CADILLAC — A decision to continue the course or to head in a different direction regarding community mental health services is up for discussion Wednesday by the Wexford County Board of Commissioners.
At the meeting, the nine board members are scheduled to discuss a memorandum of understanding with Grand Traverse County and the other members of Northern Lakes Community Mental Health. This multi-county agreement would allow Wexford County to keep looking into improving services and resources provided by Northern Lakes.
A recommendation by the county’s Executive Committee is to approve the attorney-approved memorandum and to authorize chairman Gary Taylor to sign it on behalf of the county.
Wexford County Administrator Joe Porterfield said the county’s attorney didn’t recommend any changes to the document from what was given to the county by Grand Traverse County. Porterfield said the county’s attorney said the way it is written includes no financial obligation for Wexford County. He also said the attorney’s recommendation said signing it would allow the county to continue to be a part of the process of working toward keeping Northern Lakes intact.
Despite that, Porterfield said there is still skepticism by some board members regarding Grand Traverse County’s intentions.
“I would say some of our board members are skeptical and concerned. I don’t know if the memorandum of understanding will pass as it is right now,” Porterfield said.
If that motion fails, Porterfield said the issue would likely have to be discussed at a future meeting. Ultimately, Porterfield said the county needs to be part of the process, but some commissioners have concerns about how this all transpired.
On May 4, Grand Traverse commissioners voted to pursue terminating its relationship with Northern Lakes. If the action proceeds, the authority will cease to exist as an entity and all six counties will have one year to build new mental health systems, including new agreements and legal structures to provide behavioral health services as required by law.
Dissatisfaction with Northern Lakes expressed by Grand Traverse county is mostly connected with services provided to inmates of the Grand Traverse County Jail and the feeling that more services are needed.
If Grand Traverse County or any other county in the CMH opts to leave the authority, all six counties will have to find a new way to provide the mental health services they are responsible for. They can do it alone or they can partner with any other contiguous counties.
Administrators from Wexford, Missaukee, Crawford and Roscommon counties have been meeting to discuss the steps that needed to be taken in case another member of the CMH, Grand Traverse County, decided to withdraw from the partnership.
At the same time, all six counties currently in the Northern Lake Community Mental Health Authority also have been meeting to try and get things worked out.
This issue leading to the departure for Grand Traverse County is connected to one of the CMH’s employees. The Grand Traverse County Board of Commissioners does not want Joanie Blamer to become the new Chief Executive Officer for the CMH. Since the retirement of Northern Lakes’ former CEO, Karl Kovacs, Blamer is serving as the interim CEO until a permanent replacement was found.
While the Grand Traverse board’s feelings toward Blamer taking the position may have been something many were aware of because the county is contemplating leaving the six-county collaborative, it was made crystal clear after its special meeting on July 12.

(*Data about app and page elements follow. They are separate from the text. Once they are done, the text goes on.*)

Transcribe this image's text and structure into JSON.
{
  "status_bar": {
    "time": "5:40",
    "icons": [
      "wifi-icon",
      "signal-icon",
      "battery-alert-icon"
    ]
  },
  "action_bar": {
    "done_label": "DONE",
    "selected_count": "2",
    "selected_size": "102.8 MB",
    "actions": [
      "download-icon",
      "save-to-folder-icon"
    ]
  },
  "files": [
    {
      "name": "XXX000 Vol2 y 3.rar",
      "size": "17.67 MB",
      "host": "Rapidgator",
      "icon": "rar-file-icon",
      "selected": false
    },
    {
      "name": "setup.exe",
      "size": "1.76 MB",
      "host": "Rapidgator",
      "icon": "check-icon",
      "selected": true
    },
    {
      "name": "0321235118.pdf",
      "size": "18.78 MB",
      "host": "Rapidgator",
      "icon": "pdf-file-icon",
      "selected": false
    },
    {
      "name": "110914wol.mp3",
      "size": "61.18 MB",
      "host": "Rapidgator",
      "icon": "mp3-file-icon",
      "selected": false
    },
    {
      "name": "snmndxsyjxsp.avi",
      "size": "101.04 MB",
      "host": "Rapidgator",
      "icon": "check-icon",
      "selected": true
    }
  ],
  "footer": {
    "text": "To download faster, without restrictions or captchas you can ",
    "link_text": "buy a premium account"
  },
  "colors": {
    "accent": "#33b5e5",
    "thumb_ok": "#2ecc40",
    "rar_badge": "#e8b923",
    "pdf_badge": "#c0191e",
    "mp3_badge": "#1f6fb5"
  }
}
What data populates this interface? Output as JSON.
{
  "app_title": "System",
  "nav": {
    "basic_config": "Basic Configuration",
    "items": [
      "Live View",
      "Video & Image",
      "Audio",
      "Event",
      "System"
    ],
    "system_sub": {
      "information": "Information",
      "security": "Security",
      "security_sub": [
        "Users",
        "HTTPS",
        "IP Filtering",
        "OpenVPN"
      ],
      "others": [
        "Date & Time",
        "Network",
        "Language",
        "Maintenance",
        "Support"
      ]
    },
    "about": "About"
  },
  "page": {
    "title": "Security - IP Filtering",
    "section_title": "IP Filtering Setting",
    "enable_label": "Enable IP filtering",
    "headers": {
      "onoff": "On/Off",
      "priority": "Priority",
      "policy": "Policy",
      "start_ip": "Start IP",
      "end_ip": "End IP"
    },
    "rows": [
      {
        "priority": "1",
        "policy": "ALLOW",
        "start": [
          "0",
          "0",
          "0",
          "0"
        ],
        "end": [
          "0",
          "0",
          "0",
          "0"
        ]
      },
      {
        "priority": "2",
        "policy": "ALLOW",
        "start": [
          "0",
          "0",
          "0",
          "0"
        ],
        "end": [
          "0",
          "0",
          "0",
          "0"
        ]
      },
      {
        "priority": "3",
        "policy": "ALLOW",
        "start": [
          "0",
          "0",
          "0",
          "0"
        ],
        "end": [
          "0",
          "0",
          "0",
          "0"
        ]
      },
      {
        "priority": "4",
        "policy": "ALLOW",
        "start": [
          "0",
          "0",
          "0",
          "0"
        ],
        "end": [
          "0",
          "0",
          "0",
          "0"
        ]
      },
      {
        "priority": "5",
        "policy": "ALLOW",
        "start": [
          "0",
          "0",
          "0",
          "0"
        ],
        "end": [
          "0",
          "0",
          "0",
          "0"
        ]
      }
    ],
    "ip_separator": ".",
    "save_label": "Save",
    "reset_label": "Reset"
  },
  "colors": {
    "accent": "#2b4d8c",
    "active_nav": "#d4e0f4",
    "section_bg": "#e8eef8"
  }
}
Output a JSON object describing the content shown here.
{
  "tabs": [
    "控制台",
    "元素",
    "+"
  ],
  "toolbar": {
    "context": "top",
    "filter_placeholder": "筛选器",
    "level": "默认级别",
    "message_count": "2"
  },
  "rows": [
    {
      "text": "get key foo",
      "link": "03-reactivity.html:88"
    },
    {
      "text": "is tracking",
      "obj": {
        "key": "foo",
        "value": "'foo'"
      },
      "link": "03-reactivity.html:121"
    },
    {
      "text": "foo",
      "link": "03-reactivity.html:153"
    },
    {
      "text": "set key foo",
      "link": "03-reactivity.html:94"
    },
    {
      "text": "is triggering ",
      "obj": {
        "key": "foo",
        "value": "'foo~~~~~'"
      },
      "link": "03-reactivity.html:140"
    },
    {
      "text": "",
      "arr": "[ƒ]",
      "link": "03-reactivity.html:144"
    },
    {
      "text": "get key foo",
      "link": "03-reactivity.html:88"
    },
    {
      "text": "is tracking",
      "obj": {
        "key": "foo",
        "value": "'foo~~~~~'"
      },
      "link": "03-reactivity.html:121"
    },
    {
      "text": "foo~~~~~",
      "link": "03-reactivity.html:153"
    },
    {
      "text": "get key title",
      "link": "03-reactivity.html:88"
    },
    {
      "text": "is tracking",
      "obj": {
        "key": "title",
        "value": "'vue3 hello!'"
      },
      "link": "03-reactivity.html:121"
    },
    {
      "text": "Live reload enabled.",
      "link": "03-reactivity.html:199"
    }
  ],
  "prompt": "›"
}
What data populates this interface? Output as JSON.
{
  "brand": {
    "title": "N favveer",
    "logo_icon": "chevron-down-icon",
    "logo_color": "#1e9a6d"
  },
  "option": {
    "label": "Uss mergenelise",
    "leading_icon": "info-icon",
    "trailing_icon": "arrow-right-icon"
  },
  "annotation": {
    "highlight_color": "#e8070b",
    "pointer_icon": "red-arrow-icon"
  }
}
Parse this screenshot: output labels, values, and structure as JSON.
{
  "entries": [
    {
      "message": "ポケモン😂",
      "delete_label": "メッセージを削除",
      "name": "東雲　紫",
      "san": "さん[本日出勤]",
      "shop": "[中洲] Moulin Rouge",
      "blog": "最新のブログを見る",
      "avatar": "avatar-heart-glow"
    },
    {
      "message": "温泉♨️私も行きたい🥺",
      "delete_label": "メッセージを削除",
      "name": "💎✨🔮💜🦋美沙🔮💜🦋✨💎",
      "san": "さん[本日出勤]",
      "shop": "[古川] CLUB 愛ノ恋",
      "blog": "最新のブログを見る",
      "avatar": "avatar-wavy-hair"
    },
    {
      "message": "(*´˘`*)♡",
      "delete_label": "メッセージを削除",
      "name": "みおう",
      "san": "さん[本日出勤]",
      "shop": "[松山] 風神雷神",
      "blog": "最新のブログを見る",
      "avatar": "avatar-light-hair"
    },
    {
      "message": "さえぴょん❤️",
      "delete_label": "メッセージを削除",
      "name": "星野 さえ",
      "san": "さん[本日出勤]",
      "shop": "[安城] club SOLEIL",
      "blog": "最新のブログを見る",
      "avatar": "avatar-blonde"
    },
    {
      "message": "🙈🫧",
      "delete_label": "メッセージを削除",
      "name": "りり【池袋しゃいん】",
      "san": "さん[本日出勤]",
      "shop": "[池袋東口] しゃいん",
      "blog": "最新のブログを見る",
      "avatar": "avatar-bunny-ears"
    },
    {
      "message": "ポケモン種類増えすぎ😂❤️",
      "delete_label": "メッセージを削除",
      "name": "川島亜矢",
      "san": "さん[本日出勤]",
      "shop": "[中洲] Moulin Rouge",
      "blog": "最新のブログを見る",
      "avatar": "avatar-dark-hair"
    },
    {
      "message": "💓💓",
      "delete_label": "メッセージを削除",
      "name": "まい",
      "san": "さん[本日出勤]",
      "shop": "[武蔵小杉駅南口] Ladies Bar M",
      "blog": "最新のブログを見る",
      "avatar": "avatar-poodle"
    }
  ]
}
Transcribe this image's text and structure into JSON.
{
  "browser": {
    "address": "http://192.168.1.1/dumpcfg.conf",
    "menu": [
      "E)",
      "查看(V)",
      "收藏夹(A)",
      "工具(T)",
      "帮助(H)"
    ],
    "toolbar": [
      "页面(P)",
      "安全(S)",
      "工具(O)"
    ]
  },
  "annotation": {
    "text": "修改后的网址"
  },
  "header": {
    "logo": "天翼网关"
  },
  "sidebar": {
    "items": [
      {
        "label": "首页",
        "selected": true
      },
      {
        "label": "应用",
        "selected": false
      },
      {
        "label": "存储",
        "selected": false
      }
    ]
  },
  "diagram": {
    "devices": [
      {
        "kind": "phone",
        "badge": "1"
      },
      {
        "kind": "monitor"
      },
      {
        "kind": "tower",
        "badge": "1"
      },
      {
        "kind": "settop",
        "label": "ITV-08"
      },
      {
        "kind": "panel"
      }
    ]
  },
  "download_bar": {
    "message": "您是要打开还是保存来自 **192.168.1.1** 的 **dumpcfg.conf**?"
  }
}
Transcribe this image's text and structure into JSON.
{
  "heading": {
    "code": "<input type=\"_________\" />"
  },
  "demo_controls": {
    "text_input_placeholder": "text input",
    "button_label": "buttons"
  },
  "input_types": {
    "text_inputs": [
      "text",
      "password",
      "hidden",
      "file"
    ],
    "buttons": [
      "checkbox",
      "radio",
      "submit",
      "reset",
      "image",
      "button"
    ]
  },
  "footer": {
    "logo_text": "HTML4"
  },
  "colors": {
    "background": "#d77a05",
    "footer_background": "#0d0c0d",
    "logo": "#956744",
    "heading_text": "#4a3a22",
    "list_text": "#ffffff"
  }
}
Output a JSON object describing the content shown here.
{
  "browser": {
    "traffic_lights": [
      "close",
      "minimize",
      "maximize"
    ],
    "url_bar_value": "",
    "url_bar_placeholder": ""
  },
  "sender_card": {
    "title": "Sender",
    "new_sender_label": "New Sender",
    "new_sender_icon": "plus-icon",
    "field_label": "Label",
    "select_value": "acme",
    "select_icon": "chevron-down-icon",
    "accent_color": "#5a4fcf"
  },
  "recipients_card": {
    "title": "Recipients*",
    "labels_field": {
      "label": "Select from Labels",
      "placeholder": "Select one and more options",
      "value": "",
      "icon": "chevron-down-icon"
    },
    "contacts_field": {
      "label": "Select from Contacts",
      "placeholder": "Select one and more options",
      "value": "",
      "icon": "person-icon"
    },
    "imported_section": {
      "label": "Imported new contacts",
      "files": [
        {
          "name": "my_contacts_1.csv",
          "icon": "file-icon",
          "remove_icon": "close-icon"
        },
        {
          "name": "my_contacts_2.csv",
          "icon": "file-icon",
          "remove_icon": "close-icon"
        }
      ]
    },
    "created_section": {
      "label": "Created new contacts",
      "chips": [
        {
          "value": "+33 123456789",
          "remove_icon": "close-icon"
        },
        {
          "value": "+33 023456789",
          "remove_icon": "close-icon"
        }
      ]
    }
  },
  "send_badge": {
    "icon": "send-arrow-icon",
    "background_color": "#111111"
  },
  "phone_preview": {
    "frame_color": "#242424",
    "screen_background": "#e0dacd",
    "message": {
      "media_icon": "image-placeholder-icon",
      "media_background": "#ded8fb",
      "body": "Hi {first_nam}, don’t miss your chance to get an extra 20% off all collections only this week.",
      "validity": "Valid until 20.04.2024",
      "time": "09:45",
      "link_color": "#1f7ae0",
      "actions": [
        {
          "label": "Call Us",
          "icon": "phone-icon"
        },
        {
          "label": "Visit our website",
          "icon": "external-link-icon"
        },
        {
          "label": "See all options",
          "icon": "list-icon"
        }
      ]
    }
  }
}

The Grand Traverse board voted to remove two of its appointees to the Northern Lakes board citing possible neglect of duties. The Grand Traverse board cited two previously voted-on resolutions that asked for the Northern Lakes board to look into possible violation of board rules by Blamer as it was alleged she talked to board members outside of a board meeting. The board also cited that two of Grand Traverse County’s appointed Northern Lakes board members did not vote to rescind an offer to make Blamer the new chief executive officer for the CMH, which they believe went against the board’s purview.
Also during the meeting, the board is scheduled to discuss a request to increase the rate of pay at the Wexford County Sheriff’s Office.
The request is asking for a wage rate increase of $3 per hour for deputies and command staff to put them in line with other local law enforcement agencies. It also is asking for a $2 per hour wage rate increase for correction officers and $1 per hour for animal control officers and administrative assistants.
The money that would be used to fund the cost of the wage increases would be obtained by eliminating one deputy and corrections officer position. The 2022 budget also has additional funds that could be used due to the number of vacancies at the sheriff’s office, according to correspondence in the meeting agenda packet from Wexford County Sheriff Trent Taylor.
The proposed wage increases would make the sheriff’s office more competitive with surrounding law enforcement agencies and hopefully help with retentions of current staff and recruitment of new staff, according to Trent Taylor.
The commissioners also are scheduled to look at an amendment regarding the contract with the Veterans Serving Veterans group and the Octagon Building.
The veterans organization has asked the board to amend the current agreement and to extend the time allotted to remove the Octagon Building from the Wexford County fairgrounds to the end of 2022. The county’s executive committee recommended the full board approve the amendment.
The commissioners are scheduled to meet at 4 pm Wednesday in the commissioners’ room on the third floor of the Wexford County Courthouse, 437 E. Division St. The meeting should be streamed via YouTube, but the county is working through some technical difficulties that may prevent this meeting from being streamed.